Access to clean toilets, with running water, electricity and sewerage connection, is a major issue for women and girls in India. Despite the fact that urination and defecation are basic bodily functions, 70% of households in rural and urban slums lack access to functioning toilets. 60% of the country still defecates in the open, with consequences ranging from polluted water bringing fatal infections to the women and children using it, to women carrying extreme risk of being sexually assaulted.
Toilets are not just a requirement to carry out our daily ablutions within four walls and protect our modesty, privacy, health and hygiene, but also a way to do it safely.
As an example, one can cite the Badaun gang-rape-cum-murder case of 2014- two teenage girls in Badaun, a remote village of UP, had stepped out of home at night to defecate- and ended up being gang-raped and hung from a tree.
Earlier the same year, during the LS elections, PM Modi, who was then a prime ministerial candidate, promised to solve India’s problem of lack of toilets and sanitation by building toilets.
He seemed to come through on his promise, when 1 million toilets were built under the flagship scheme. But, as it turns out, majority of these toilets are not being used because of two reasons:
- These toilets aren’t equipped with connections to drains, and running water.
- Unfortunately, the implementer seemed to have forgotten that building toilets is not enough- you have to educate potential users on why they must use them, and how, and about following sanitary practices.
But this is just the tip of the iceberg. It’s not just the poor, underprivileged women in rural and semi-urban areas who find lack of toilets a problem. Even in the metros, urban, middle class, educated women find access to toilets a problem. While working as a market researcher several years ago, I used to travel around the city, to pharmacies and hospitals to see doctors. I found the lack of public restrooms to be a major irritant, and the ones I did find were filthy and apparently disused, and not very safe.
But our counterparts in the hinterlands are facing bigger problems- girls are dropping out of school because there are no restrooms in the school buildings. Recently, a girl in a Jharkhand village killed herself because her father refused to build a toilet at home, forcing her to defecate and urinate in the open.

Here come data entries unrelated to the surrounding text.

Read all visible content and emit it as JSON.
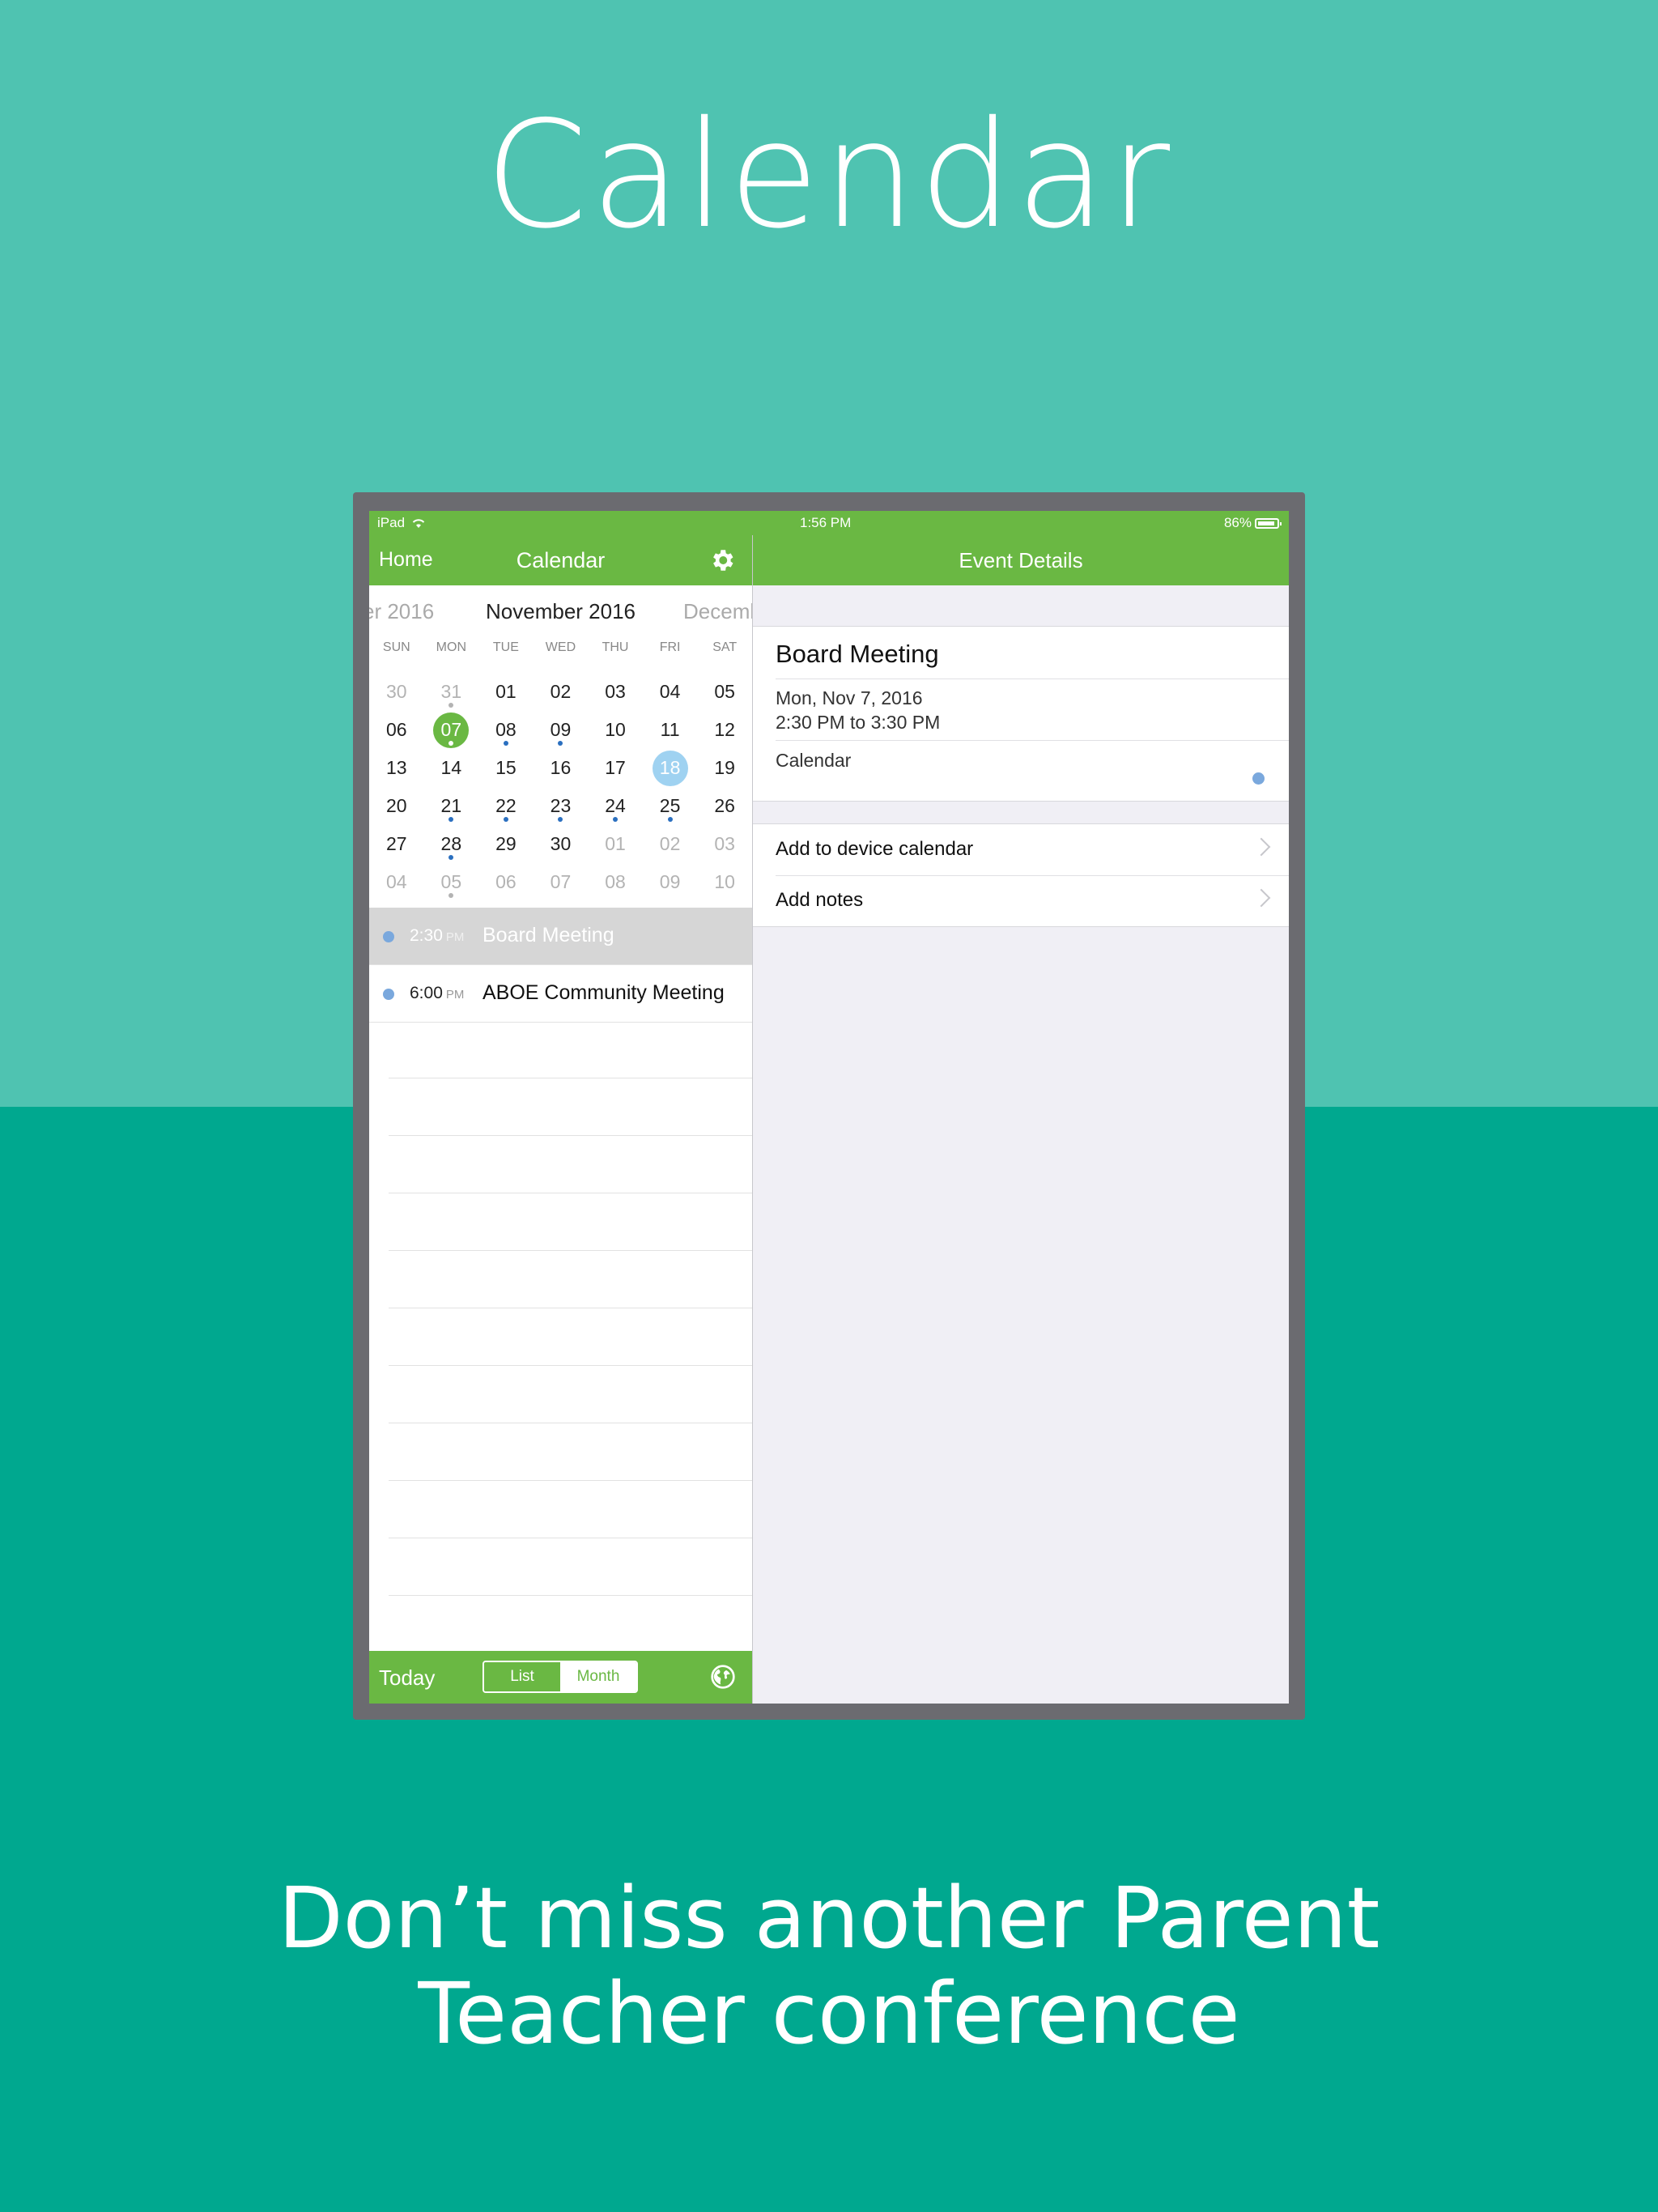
{
  "hero": {
    "title": "Calendar",
    "tagline_line1": "Don’t miss another Parent",
    "tagline_line2": "Teacher conference"
  },
  "statusbar": {
    "device": "iPad",
    "time": "1:56 PM",
    "battery": "86%"
  },
  "left_nav": {
    "back_label": "Home",
    "title": "Calendar",
    "settings_icon": "gear-icon"
  },
  "month_strip": {
    "prev": "er 2016",
    "current": "November 2016",
    "next": "Decemb"
  },
  "weekdays": [
    "SUN",
    "MON",
    "TUE",
    "WED",
    "THU",
    "FRI",
    "SAT"
  ],
  "calendar": {
    "weeks": [
      [
        {
          "d": "30",
          "o": true
        },
        {
          "d": "31",
          "o": true,
          "dot": true
        },
        {
          "d": "01"
        },
        {
          "d": "02"
        },
        {
          "d": "03"
        },
        {
          "d": "04"
        },
        {
          "d": "05"
        }
      ],
      [
        {
          "d": "06"
        },
        {
          "d": "07",
          "sel": true,
          "dot": true
        },
        {
          "d": "08",
          "dot": true
        },
        {
          "d": "09",
          "dot": true
        },
        {
          "d": "10"
        },
        {
          "d": "11"
        },
        {
          "d": "12"
        }
      ],
      [
        {
          "d": "13"
        },
        {
          "d": "14"
        },
        {
          "d": "15"
        },
        {
          "d": "16"
        },
        {
          "d": "17"
        },
        {
          "d": "18",
          "today": true
        },
        {
          "d": "19"
        }
      ],
      [
        {
          "d": "20"
        },
        {
          "d": "21",
          "dot": true
        },
        {
          "d": "22",
          "dot": true
        },
        {
          "d": "23",
          "dot": true
        },
        {
          "d": "24",
          "dot": true
        },
        {
          "d": "25",
          "dot": true
        },
        {
          "d": "26"
        }
      ],
      [
        {
          "d": "27"
        },
        {
          "d": "28",
          "dot": true
        },
        {
          "d": "29"
        },
        {
          "d": "30"
        },
        {
          "d": "01",
          "o": true
        },
        {
          "d": "02",
          "o": true
        },
        {
          "d": "03",
          "o": true
        }
      ],
      [
        {
          "d": "04",
          "o": true
        },
        {
          "d": "05",
          "o": true,
          "dot": true
        },
        {
          "d": "06",
          "o": true
        },
        {
          "d": "07",
          "o": true
        },
        {
          "d": "08",
          "o": true
        },
        {
          "d": "09",
          "o": true
        },
        {
          "d": "10",
          "o": true
        }
      ]
    ]
  },
  "events": [
    {
      "time": "2:30",
      "ampm": "PM",
      "title": "Board Meeting",
      "selected": true
    },
    {
      "time": "6:00",
      "ampm": "PM",
      "title": "ABOE Community Meeting",
      "selected": false
    }
  ],
  "toolbar": {
    "today_label": "Today",
    "list_label": "List",
    "month_label": "Month",
    "globe_icon": "globe-icon"
  },
  "right_nav": {
    "title": "Event Details"
  },
  "detail": {
    "title": "Board Meeting",
    "date": "Mon, Nov 7, 2016",
    "time": "2:30 PM to 3:30 PM",
    "calendar_label": "Calendar"
  },
  "actions": {
    "add_device": "Add to device calendar",
    "add_notes": "Add notes"
  },
  "colors": {
    "brand_green": "#6ab843",
    "teal_top": "#4fc3b1",
    "teal_bottom": "#00a88f",
    "event_dot": "#7aa8dd",
    "today_circle": "#9fd2f1"
  }
}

58% of community toilets in slums have no electricity, and 78% have no water or sewerage connections. Another problem is that slum toilets are filthy- they stink to the high heavens, and this is accompanied by the presence of cockroaches, lizards, maggots etc in the toilets. Add to that the poor ventilation- often due to women stuffing sanitary pads within the toilet itself due to lack of proper disposal outlets. For women, the problem is compounded because:
- There are fewer toilet seats for women.

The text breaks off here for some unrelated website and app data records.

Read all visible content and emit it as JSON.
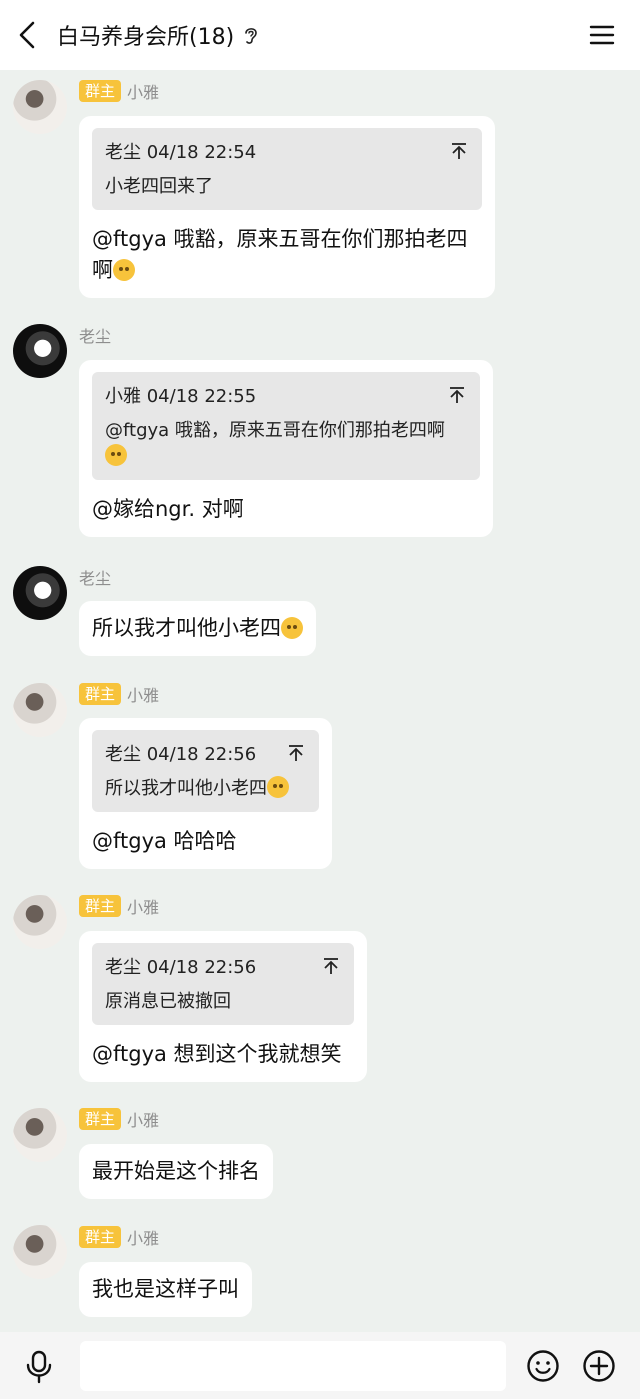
{
  "header": {
    "title": "白马养身会所(18)"
  },
  "messages": [
    {
      "badge": "群主",
      "sender": "小雅",
      "quote": {
        "author_time": "老尘 04/18 22:54",
        "text": "小老四回来了"
      },
      "text": "@ftgya 哦豁，原来五哥在你们那拍老四啊"
    },
    {
      "badge": "",
      "sender": "老尘",
      "quote": {
        "author_time": "小雅 04/18 22:55",
        "text": "@ftgya 哦豁，原来五哥在你们那拍老四啊"
      },
      "text": "@嫁给ngr. 对啊"
    },
    {
      "badge": "",
      "sender": "老尘",
      "text": "所以我才叫他小老四"
    },
    {
      "badge": "群主",
      "sender": "小雅",
      "quote": {
        "author_time": "老尘 04/18 22:56",
        "text": "所以我才叫他小老四"
      },
      "text": "@ftgya 哈哈哈"
    },
    {
      "badge": "群主",
      "sender": "小雅",
      "quote": {
        "author_time": "老尘 04/18 22:56",
        "text": "原消息已被撤回"
      },
      "text": "@ftgya 想到这个我就想笑"
    },
    {
      "badge": "群主",
      "sender": "小雅",
      "text": "最开始是这个排名"
    },
    {
      "badge": "群主",
      "sender": "小雅",
      "text": "我也是这样子叫"
    }
  ],
  "icons": {
    "back": "chevron-left-icon",
    "ear": "ear-icon",
    "menu": "hamburger-menu-icon",
    "pin": "pin-top-icon",
    "mic": "microphone-icon",
    "emoji": "smiley-icon",
    "plus": "plus-circle-icon"
  },
  "colors": {
    "background": "#edf1ee",
    "badge": "#f7c33b",
    "bubble": "#ffffff",
    "quote": "#e7e7e7"
  }
}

- Ventilation is poor, so women have to often squat with the door partially open.
- Community toilets are often not segregated properly between men and women- following which women have complained of being leered at or harassed.
- Often, women have to use those toilets at night, which is even more unsafe.
- Several health problems are imperative on women using unclean public toilets- urinary infections, bladder and kidney malfunction due to prolonged retention periods etc.
The solution to preventing open defecation, and also preventing the adverse effects of using poorly maintained public toilets, is to establish washrooms which are:
- Easy to install
- Easy to use
- Convenient- ensures privacy
- Easy to maintain and keep clean and odor free
Organica Biotech, a Mumbai based Environmental Biotechnology company, has come up with a product known as Bioclean BD. It is a consortium of beneficial microbial strains which can degrade complex organic matter to water and carbon dioxide, under anaerobic conditions, in a short period of time. It has the following advances:
- It eleiminates foul odor by accelerating degradation of toxic organic waste into harmless by products.
- They also provide biological solution to the problem of clogging in existing portable toilets and pit latrines.
- The microbes in BD have increased shelf life
- Microbes in BD compete with pathogens for nutrients, therefore preventing growth of undesirable microbes.